┏━━

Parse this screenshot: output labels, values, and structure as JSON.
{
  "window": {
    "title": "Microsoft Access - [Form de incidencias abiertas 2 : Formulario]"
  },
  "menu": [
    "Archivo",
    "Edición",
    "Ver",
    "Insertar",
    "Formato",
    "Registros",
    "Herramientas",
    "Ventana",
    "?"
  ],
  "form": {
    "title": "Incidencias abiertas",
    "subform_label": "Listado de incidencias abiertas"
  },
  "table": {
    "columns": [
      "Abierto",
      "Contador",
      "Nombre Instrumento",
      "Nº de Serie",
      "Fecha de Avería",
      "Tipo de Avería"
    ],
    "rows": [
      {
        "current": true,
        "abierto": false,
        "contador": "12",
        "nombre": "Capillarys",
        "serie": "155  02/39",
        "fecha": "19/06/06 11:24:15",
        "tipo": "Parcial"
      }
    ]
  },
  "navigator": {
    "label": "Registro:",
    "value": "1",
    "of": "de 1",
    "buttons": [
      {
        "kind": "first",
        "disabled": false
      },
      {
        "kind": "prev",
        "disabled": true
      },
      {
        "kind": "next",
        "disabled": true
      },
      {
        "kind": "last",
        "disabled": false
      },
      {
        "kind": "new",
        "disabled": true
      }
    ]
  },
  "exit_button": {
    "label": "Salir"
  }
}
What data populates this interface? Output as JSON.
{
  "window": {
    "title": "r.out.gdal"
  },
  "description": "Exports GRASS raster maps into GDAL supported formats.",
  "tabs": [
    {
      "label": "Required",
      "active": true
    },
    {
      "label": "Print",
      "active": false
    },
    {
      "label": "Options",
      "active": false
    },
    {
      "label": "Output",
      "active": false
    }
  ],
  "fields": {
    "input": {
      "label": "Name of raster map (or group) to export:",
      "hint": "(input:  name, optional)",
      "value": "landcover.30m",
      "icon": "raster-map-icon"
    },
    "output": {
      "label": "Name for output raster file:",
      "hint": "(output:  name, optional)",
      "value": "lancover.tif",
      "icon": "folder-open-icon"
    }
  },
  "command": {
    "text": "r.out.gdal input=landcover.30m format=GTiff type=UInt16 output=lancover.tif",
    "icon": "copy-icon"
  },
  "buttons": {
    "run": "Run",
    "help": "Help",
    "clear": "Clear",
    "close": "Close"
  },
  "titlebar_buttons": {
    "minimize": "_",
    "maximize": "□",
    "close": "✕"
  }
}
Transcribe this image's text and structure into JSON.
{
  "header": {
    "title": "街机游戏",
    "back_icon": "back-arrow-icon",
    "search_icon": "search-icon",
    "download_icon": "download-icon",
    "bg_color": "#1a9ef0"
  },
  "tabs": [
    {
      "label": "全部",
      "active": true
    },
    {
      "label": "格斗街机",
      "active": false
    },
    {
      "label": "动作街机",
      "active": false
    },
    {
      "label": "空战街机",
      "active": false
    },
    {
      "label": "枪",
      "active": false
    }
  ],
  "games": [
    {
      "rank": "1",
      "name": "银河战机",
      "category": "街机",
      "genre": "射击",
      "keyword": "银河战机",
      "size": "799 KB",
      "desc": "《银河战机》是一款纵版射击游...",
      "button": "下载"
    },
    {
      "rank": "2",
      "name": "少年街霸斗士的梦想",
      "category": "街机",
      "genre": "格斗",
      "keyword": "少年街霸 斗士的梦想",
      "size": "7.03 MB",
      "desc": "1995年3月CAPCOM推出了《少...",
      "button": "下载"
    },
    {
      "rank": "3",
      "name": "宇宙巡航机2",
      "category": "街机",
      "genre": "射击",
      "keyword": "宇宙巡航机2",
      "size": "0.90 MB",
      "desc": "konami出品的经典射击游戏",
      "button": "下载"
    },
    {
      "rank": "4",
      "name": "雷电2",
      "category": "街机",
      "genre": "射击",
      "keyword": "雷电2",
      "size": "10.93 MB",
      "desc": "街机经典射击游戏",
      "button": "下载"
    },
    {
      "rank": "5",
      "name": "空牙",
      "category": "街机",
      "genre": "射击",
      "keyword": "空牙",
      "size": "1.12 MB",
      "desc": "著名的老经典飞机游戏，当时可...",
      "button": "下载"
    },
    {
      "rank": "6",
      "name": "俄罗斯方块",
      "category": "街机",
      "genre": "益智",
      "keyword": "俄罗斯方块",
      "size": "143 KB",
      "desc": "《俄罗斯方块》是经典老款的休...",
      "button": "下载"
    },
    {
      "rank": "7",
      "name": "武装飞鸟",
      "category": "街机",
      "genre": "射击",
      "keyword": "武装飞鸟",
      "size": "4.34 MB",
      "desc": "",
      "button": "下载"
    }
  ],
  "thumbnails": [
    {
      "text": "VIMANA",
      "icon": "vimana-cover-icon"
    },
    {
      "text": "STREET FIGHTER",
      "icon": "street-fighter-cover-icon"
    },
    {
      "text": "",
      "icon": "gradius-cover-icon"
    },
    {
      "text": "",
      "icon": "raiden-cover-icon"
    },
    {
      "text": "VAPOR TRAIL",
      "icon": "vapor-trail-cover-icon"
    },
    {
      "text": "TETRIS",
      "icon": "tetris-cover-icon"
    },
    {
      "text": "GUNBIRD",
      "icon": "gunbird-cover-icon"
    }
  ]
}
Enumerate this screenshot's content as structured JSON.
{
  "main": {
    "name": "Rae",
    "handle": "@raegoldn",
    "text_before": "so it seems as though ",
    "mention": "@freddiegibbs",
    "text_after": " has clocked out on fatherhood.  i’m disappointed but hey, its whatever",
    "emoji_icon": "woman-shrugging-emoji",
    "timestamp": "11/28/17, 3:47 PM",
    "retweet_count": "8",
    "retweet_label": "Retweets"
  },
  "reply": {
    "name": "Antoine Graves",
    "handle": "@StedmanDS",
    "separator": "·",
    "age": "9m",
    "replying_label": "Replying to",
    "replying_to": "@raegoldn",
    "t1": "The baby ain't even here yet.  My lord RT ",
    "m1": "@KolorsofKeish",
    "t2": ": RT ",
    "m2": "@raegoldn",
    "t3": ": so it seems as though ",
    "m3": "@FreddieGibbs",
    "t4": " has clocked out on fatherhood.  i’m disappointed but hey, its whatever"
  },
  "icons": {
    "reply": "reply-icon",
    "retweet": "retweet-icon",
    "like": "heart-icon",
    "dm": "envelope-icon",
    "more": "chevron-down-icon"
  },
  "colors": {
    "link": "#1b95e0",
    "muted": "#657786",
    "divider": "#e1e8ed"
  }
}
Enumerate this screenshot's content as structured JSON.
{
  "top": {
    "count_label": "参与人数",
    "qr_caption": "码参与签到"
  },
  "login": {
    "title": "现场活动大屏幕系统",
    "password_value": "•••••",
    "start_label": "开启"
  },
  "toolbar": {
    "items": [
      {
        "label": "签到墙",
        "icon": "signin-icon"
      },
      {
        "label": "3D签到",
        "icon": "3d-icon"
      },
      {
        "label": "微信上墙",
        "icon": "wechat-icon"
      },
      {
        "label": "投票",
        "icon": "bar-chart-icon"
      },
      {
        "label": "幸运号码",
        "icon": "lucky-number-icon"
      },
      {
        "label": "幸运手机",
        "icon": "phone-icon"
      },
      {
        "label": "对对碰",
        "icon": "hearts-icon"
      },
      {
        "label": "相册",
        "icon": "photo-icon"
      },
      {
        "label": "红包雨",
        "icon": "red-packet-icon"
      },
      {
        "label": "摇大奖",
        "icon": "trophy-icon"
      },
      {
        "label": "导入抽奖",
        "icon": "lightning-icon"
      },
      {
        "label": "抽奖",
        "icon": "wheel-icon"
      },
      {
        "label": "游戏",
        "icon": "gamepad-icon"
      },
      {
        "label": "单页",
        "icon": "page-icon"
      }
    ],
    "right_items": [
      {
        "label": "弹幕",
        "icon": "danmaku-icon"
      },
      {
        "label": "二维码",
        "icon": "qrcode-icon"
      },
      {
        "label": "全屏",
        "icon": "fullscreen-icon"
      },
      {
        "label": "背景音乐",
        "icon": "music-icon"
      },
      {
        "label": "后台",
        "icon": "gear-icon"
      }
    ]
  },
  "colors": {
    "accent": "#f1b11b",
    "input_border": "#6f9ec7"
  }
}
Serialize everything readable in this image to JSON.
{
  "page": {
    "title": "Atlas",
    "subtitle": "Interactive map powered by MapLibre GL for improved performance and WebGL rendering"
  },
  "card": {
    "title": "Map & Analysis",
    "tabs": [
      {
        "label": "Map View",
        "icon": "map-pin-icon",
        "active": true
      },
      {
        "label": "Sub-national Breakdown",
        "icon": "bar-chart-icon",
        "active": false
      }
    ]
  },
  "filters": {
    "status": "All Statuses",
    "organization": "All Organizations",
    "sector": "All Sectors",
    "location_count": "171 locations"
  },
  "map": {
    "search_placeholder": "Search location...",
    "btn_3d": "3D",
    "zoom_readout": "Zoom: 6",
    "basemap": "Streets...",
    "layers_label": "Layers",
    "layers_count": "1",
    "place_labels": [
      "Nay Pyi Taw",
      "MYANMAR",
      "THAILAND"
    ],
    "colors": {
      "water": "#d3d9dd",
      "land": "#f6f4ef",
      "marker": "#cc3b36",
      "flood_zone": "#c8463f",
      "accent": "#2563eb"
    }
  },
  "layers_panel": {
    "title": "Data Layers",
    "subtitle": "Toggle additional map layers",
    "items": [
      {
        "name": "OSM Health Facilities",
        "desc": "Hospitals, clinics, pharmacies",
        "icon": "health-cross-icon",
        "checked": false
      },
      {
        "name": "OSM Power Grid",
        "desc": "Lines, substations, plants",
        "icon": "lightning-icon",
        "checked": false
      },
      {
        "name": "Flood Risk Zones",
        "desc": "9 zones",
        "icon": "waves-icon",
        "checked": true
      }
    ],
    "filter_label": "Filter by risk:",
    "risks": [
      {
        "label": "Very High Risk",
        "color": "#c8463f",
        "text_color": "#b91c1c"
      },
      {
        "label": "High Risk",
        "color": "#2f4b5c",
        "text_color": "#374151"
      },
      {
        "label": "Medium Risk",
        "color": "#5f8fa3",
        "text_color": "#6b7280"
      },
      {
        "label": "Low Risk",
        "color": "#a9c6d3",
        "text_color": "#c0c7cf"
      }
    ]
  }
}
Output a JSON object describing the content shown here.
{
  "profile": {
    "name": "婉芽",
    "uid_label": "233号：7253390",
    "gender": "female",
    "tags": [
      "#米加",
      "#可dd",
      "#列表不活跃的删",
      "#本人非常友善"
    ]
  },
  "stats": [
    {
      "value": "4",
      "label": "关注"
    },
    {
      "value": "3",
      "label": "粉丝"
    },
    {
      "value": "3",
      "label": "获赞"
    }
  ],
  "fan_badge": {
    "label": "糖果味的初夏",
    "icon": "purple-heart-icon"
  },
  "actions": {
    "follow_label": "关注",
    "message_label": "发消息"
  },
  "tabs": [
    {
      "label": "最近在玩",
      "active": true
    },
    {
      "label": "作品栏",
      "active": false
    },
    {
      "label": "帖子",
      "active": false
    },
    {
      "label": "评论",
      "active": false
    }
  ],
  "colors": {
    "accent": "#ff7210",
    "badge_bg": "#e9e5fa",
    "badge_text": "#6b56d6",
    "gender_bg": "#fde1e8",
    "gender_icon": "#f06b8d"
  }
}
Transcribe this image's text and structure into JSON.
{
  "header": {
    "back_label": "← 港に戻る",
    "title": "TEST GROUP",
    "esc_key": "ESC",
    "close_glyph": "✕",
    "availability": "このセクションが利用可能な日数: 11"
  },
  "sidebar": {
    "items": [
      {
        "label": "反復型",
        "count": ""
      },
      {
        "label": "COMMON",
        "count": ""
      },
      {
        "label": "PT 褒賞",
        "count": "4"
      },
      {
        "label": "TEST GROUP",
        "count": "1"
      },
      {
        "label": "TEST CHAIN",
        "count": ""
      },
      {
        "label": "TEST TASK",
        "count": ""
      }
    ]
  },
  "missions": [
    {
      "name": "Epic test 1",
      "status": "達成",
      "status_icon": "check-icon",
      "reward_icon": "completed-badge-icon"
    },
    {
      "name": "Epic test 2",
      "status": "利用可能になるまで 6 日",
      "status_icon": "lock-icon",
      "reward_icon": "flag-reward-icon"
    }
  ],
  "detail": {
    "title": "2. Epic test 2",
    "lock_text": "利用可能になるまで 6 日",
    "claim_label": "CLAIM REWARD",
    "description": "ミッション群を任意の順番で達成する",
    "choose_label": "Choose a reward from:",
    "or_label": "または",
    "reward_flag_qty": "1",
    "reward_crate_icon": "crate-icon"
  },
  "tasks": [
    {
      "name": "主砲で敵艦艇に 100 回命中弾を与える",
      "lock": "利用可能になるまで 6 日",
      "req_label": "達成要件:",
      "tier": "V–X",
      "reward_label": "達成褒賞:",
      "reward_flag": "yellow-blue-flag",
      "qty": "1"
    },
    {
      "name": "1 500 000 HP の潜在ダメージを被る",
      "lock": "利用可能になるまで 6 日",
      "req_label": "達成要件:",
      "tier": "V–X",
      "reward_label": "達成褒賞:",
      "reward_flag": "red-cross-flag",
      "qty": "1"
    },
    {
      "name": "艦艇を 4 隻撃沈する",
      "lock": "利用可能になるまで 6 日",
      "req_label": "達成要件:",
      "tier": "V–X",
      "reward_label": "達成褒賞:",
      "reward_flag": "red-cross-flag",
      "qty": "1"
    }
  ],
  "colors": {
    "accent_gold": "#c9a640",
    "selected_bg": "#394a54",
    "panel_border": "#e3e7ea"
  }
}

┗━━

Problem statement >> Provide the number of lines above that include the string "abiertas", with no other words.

Expected answer >> 3